|Hickory leaf. Now that I'm thinking straight,|
I can see that this is obviously different
from a butternut leaf.
|Young butternut tree growing in my garden.|
A recent foraging walk with Russ Cohen (who also led a walk I attended in the spring; see my May 9 post) confirmed what I already knew to be the case. He showed us a real butternut tree, which looked so much like a walnut tree that at first I thought it was one. Alas, this tree didn't seem to be producing any nuts. The walk took place on a nearby organic farm that is amenable to foraging, so if there had been nuts, I probably could have gathered some this fall. Alas, I will have to keep searching for a productive wild butternut tree -- or wait about 20 years for the ones I planted in my garden this year to reach nut-bearing maturity.
|I found more hickories |
along our local bike trail.
|American hazelnuts in husk.|
There are two kinds of hazelnuts in America: beaked and American. The ones I've found are American hazels, and the bushes are one of the most abundant in eastern North America. In addition to finding many bushes under the powerlines my friend pointed me to, I also noticed a large thicket along our local bike trail.
|Elderberry bushes loaded with unripe fruit.|
|Elderberries and leaf.|
|Riper elderberries, but still not ripe.|
|The butternut tree at the organic farm where I went on the foraging walk led by Russ Cohen.

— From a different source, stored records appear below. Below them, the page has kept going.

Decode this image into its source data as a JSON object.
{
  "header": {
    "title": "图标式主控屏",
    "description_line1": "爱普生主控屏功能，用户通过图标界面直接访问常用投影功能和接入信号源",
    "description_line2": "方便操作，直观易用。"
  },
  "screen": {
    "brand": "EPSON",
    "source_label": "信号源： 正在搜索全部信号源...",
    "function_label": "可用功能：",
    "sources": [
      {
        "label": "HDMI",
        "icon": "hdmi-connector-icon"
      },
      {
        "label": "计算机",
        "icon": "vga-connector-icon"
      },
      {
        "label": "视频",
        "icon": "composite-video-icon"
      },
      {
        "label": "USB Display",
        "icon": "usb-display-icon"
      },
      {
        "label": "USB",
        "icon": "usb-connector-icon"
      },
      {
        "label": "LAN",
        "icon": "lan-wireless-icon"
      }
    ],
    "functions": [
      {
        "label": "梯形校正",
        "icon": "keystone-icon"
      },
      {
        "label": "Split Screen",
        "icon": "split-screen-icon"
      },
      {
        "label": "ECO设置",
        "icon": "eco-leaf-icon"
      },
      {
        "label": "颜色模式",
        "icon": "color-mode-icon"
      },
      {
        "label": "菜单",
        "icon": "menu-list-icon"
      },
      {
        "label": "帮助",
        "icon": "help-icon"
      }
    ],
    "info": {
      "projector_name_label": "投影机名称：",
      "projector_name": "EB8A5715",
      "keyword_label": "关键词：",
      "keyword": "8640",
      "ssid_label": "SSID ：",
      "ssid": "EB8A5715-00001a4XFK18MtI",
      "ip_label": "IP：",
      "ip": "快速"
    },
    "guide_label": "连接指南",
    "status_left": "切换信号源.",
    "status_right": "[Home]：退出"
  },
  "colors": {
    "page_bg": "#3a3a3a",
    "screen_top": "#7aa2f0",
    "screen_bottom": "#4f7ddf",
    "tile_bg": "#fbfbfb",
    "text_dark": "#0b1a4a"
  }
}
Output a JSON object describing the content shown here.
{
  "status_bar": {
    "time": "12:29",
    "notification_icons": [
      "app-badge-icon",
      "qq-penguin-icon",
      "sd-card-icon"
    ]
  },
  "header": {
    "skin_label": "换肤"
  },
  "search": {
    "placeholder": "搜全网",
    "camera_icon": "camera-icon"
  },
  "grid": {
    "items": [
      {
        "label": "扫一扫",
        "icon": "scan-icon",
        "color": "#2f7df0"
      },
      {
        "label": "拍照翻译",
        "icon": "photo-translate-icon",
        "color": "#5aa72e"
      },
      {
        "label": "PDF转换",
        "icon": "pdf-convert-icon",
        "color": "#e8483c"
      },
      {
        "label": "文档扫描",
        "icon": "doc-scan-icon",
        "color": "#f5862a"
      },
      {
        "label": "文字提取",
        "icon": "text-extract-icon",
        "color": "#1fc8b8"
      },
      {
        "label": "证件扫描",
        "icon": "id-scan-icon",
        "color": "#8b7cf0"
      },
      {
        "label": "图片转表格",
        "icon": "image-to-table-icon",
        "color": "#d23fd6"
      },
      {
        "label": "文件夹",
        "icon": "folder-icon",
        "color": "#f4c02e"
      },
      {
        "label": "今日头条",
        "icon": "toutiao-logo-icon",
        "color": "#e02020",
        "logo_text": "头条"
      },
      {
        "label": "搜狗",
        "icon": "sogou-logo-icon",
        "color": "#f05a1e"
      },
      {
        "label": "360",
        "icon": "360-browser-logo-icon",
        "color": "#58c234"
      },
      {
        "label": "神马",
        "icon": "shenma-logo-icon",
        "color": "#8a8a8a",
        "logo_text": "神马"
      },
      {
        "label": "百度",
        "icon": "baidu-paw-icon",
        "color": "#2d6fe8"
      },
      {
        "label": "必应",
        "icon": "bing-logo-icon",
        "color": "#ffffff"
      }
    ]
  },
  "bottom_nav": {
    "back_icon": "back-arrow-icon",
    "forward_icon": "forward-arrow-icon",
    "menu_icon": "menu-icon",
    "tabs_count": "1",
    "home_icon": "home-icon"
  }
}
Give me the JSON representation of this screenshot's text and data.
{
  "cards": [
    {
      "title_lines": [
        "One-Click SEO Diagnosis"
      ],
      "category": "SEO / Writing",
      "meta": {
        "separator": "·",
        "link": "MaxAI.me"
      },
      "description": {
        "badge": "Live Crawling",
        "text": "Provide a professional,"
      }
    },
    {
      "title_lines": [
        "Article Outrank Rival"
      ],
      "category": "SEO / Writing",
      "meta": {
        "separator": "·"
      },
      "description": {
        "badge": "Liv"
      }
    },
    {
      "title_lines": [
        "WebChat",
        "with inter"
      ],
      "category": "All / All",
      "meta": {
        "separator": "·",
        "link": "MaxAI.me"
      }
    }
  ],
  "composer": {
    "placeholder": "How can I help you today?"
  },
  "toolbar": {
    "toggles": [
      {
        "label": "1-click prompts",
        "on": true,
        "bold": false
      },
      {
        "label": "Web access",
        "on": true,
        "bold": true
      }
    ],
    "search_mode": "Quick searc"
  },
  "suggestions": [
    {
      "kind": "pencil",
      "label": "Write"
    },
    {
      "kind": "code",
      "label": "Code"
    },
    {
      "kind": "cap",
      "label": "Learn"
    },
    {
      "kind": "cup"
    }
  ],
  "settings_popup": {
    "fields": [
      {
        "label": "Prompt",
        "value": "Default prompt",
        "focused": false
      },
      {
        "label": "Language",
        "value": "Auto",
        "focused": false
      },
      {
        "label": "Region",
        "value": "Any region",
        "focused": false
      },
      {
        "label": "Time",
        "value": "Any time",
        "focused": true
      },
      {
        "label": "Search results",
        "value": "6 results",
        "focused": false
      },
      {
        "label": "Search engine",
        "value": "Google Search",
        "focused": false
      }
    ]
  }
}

This picture didn't turn out that great, but you get the idea.|